China’s growth will play a crucial role in determining the trajectory of how the world deals with climate change. After all, the country is responsible for about 25 percent of global climate pollution and burns almost half of the world’s coal supply each year. Unfortunately, things might even get worse.
“In 15 years, about 250 million more people will likely move to cities and use twice as much energy than in the countryside,” according to the Environmental Defense Fund. Understanding where China currently stands in terms of climate pollution and the policies it has adopted to deal with the situation is critical for anyone concerned about the issue of climate change.
The current situation
On the negative side, China’s emissions of carbon dioxide rose by around 2.5 percent last year. This is the largest such growth when compared to the previous five years. In 2018, the country added almost 30GW of new coal power capacity, thereby bringing its total coal capacity under construction to 235 GW. In the first half of 2019, this trend of coal power additions has persisted; indicating that China’s emissions from the coal industry are not going to decline anytime soon.

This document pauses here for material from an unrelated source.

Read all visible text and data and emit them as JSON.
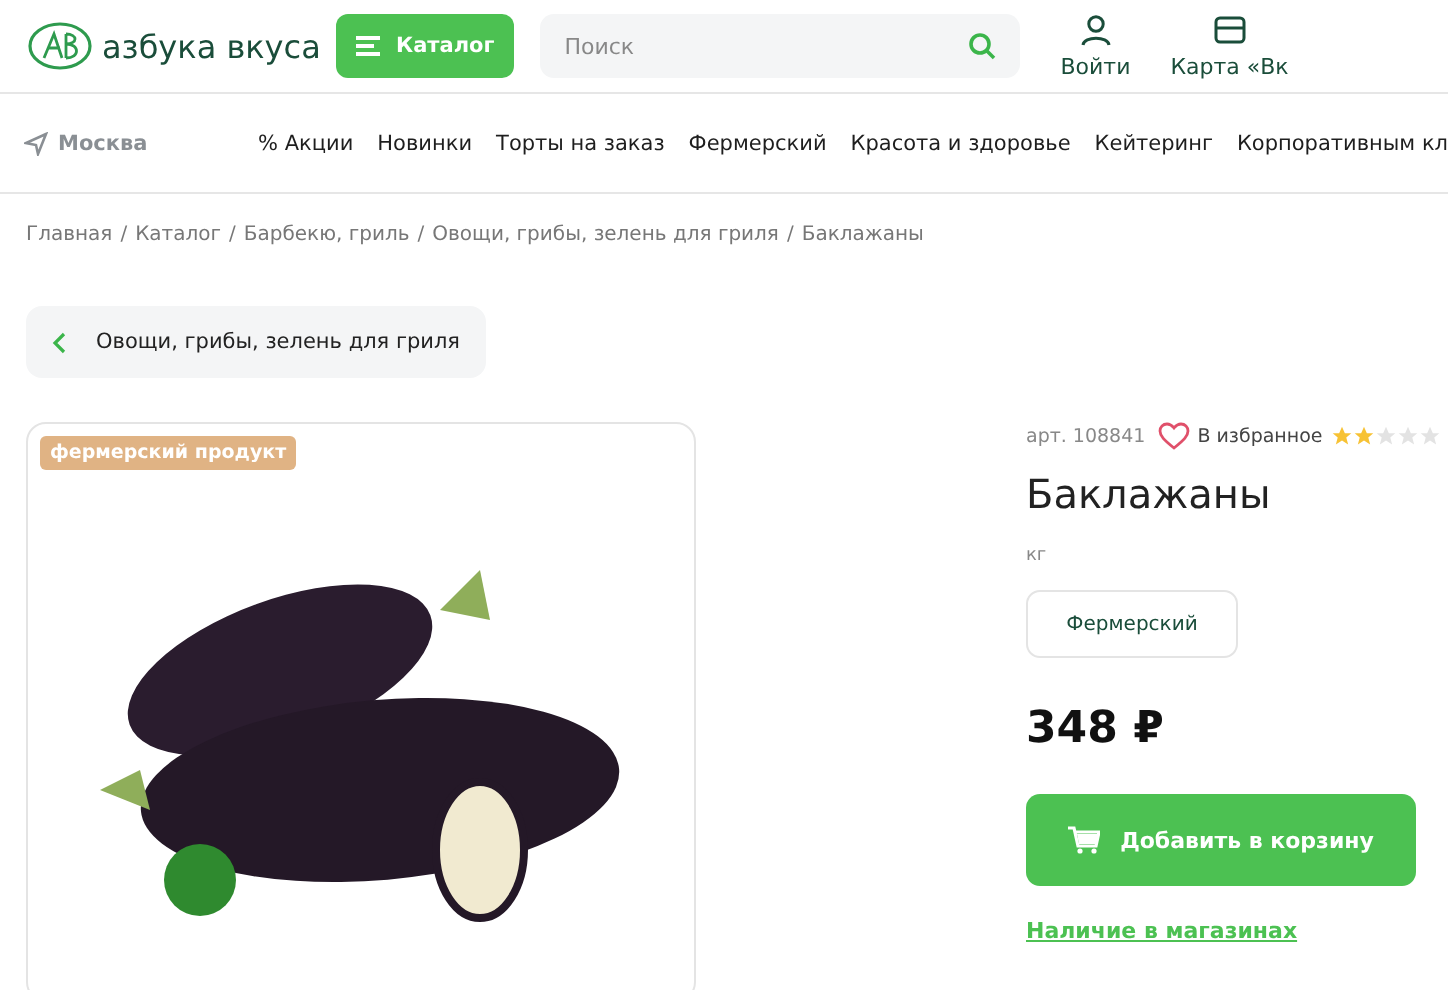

As far as the positives are concerned, China continues to lead the world in terms of renewable power deployment. Last year, 43 percent of the world’s new renewable power capacity installations were from China. The country also accounts for about 99 percent of the electric buses and 45 percent of the electric cars in the world.
Beijing is trying to fulfill its 2030 Nationally Determined Contribution (NDC) target to reduce emissions. According to the NDC, China wants to have 10 percent gas and 20 percent non-fossil fuel in its primary energy mix. However, some believe that this may not be enough to fight climate change.
“China’s NDC is not ambitious enough to limit warming to below 2°C, let alone to 1.5°C as required under the Paris Agreement, unless other countries make much deeper reductions at the comparably greater effort,” according to Climate Action Tracker. According to the Paris Agreement, China has pledged to achieve peak CO2 emissions by 2030 at the latest. Forest stock has to be increased by 4.5 billion cubic meters compared to 2005.
Beijing will implement China 6 emissions standards for passenger vehicles in July 2020. When implemented, the emissions standards for heavy-duty vehicles will be similar to the measures adopted in Japan, the EU, and the U.S. The country will start emissions trading in 2020. Its carbon market will initially cover the power sector.
However, policy implementation can be quite tricky in China. “Key ministries may fail to coordinate. Resources for enforcement may be lacking. Policies designed to achieve different objectives may conflict. The priorities of provincial leaders may not align with policies from Beijing. For these reasons and more, stated policies — while important — are just part of the picture when it comes to understanding the Chinese response to climate change,” according to Energy Policy.
China encourages the use of new energy vehicles through the use of tax exemptions and subsidies. The sector is expected to account for 10 percent of total vehicle sales in 2019 and 12 percent of the sales in 2020. A mandatory renewable energy certificate scheme has also been announced that will set up renewable energy targets that each province has to meet.